■ **PROBLEM TO SOLVE**
Each line below that includes the word "label" adds one to the count; give that count and nothing else.

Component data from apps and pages
• • • • • • •
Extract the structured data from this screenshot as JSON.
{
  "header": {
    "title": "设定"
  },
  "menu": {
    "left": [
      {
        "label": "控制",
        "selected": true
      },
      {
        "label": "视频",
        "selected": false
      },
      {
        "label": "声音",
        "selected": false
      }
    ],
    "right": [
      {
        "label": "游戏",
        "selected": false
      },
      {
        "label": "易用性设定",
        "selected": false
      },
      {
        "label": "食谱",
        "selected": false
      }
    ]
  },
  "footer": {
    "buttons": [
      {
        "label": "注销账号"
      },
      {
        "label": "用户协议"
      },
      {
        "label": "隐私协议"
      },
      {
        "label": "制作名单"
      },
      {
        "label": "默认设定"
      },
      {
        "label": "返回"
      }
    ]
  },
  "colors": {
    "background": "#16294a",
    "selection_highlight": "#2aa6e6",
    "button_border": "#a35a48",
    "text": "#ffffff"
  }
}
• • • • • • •
■ **SOLUTION TO THIS EXERCISE**
12